call when it’s done. The files are downloaded in compressed formats so the user
takes the minimal amount of air time possible to get the files.
“We employ some data compression as well as Internet
protocols that are streamlined, and our servers are configured to work with the
slow connections,” says Thomassen. “Today’s Internet is looking for
broadband connections everywhere and sat phones are not, in general, that type
of connection. They’re much slower or still using older protocols, older
speeds, so we have our servers configured so they can operate at that slower
speed to deal with the slow data transfers without causing time-outs.”
According to Thomassen, WeatherNet 4 comprises one of the
world’s largest databases of ocean information products; everything from
standard weather information to ocean data such as surface temperatures,
currents, salinity, plankton and as well as text reports and satellite imagery.
Each time the user hits the download button, the software
downloads the most current version of that particular weather file. Many of the
files are supported by many of the charting software programs so the files can
then be imported into a user’s navigation software or view them as stand-alone
weather files. “Even if you have guys who are working multiple fisheries,
it’s all available in the same service so all they have to do is change their

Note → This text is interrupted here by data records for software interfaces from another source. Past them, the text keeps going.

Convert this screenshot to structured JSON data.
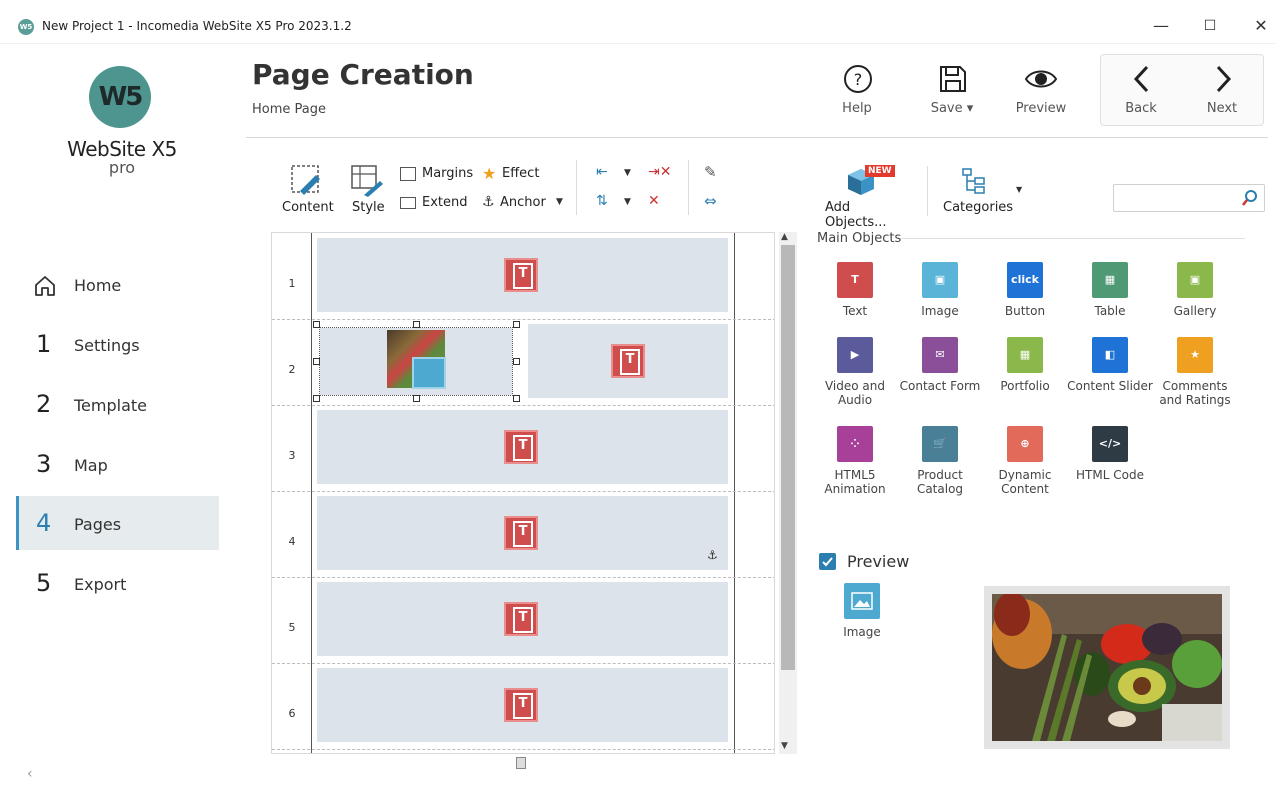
{
  "window": {
    "title": "New Project 1 - Incomedia WebSite X5 Pro 2023.1.2",
    "icon_text": "W5",
    "controls": {
      "minimize": "—",
      "maximize": "☐",
      "close": "✕"
    }
  },
  "logo": {
    "mark": "W5",
    "name": "WebSite X5",
    "edition": "pro"
  },
  "sidebar": {
    "items": [
      {
        "num": "",
        "label": "Home"
      },
      {
        "num": "1",
        "label": "Settings"
      },
      {
        "num": "2",
        "label": "Template"
      },
      {
        "num": "3",
        "label": "Map"
      },
      {
        "num": "4",
        "label": "Pages"
      },
      {
        "num": "5",
        "label": "Export"
      }
    ],
    "active": "Pages",
    "scroll_glyph": "‹"
  },
  "header": {
    "title": "Page Creation",
    "breadcrumb": "Home Page",
    "help": "Help",
    "save": "Save ▾",
    "preview": "Preview",
    "back": "Back",
    "next": "Next"
  },
  "toolbar": {
    "content": "Content",
    "style": "Style",
    "margins": "Margins",
    "effect": "Effect",
    "extend": "Extend",
    "anchor": "Anchor",
    "add_objects": "Add Objects...",
    "new_badge": "NEW",
    "categories": "Categories",
    "search_placeholder": ""
  },
  "grid": {
    "rows": [
      "1",
      "2",
      "3",
      "4",
      "5",
      "6"
    ]
  },
  "objects": {
    "heading": "Main Objects",
    "items": [
      {
        "name": "Text",
        "color": "#cf4d4d",
        "glyph": "T"
      },
      {
        "name": "Image",
        "color": "#5ab4d8",
        "glyph": "▣"
      },
      {
        "name": "Button",
        "color": "#1f73d6",
        "glyph": "click"
      },
      {
        "name": "Table",
        "color": "#4f9a74",
        "glyph": "▦"
      },
      {
        "name": "Gallery",
        "color": "#8ab84a",
        "glyph": "▣"
      },
      {
        "name": "Video and Audio",
        "color": "#5b5b9c",
        "glyph": "▶"
      },
      {
        "name": "Contact Form",
        "color": "#8b4f9a",
        "glyph": "✉"
      },
      {
        "name": "Portfolio",
        "color": "#8ab84a",
        "glyph": "▦"
      },
      {
        "name": "Content Slider",
        "color": "#1f73d6",
        "glyph": "◧"
      },
      {
        "name": "Comments and Ratings",
        "color": "#f0a020",
        "glyph": "★"
      },
      {
        "name": "HTML5 Animation",
        "color": "#a8409a",
        "glyph": "⁘"
      },
      {
        "name": "Product Catalog",
        "color": "#4a7f98",
        "glyph": "🛒"
      },
      {
        "name": "Dynamic Content",
        "color": "#e26a5a",
        "glyph": "⊕"
      },
      {
        "name": "HTML Code",
        "color": "#2e3a44",
        "glyph": "</>"
      }
    ]
  },
  "preview": {
    "label": "Preview",
    "checked": true,
    "selected_object": "Image"
  }
}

selections as needed,” says Thomassen.
Ocens sells many familiar state-of-the-art satellite phone
brands along with WeatherNet 4 service. Users with existing phones or computers
can sign up for the WeatherNet 4 service which is $99 per year. File download
costs vary from between five cents to a dollar, with some higher resolution
products at $5 per download and are billed on a monthly basis.
“We offer the satellite phones and we offer email
service as well,” says Thomassen. “If the crew need to stay in
contact back home or communicate with a buyer, etc., we have an email service
that’s designed around the same kind of compression and enhanced network
protocols so that they can very cost-effectively send or receive email from the
vessel, and they can subscribe on a monthly or yearly basis for that.”
Furuno’s family of NavNet TZtouch products have recently
taken a step forward with a much-requested remote control unit that provides
the old-fashioned buttons and tactile control for vessel captains and crew.
“The MCU002 Remote Controller is compatible for use with
the entire NavNet TZtouch series, including the TZTBB Black Box, as well as
theTZT14 and TZT9 MFD,” says Jeff Kauzlaric, Advertising &
Communications Manager, based in Camas, Washington. “The controller
benefits installations where the displays are recessed and/or mounted a bit out
of conventional reach. The design of the controller is compact and light,
allowing it to be installed anywhere, even as an armchair controller, if
The remote control accesses all NavNet TZtouch features,
including Chart Plotting functions, like panning, zooming, and route creation.
Users can control the Radar, Fish Finder, NavPilot autopilot (when interfaced),
RotoKey menu functionality, as well as custom page displays. When this remote
is mounted alongside a currently installed TZT14 or TZT9 TZtouch display, it
will give the user direct, instant access to tactile controls, which can be
critical in rough seas.
The cost of the unit is $180. “The only thing you’ll
need to do is make sure TZtouch MFDs are updated with the very latest operating
software, version 3.12 or above,” says Kauzlaric. This can be done easily
by watching youtube videos.

Additionally, Furuno has recently released version 3.12 of
their TZtouch Software which enables operation with the MCU002 remote control
and offers new features, including optimized active route synchronization
between NavNet 3D and MaxSea TimeZero software, auto transmission power setting
for the DFF1-UHD CHIRP sounder, and enhanced on-screen DSC call and position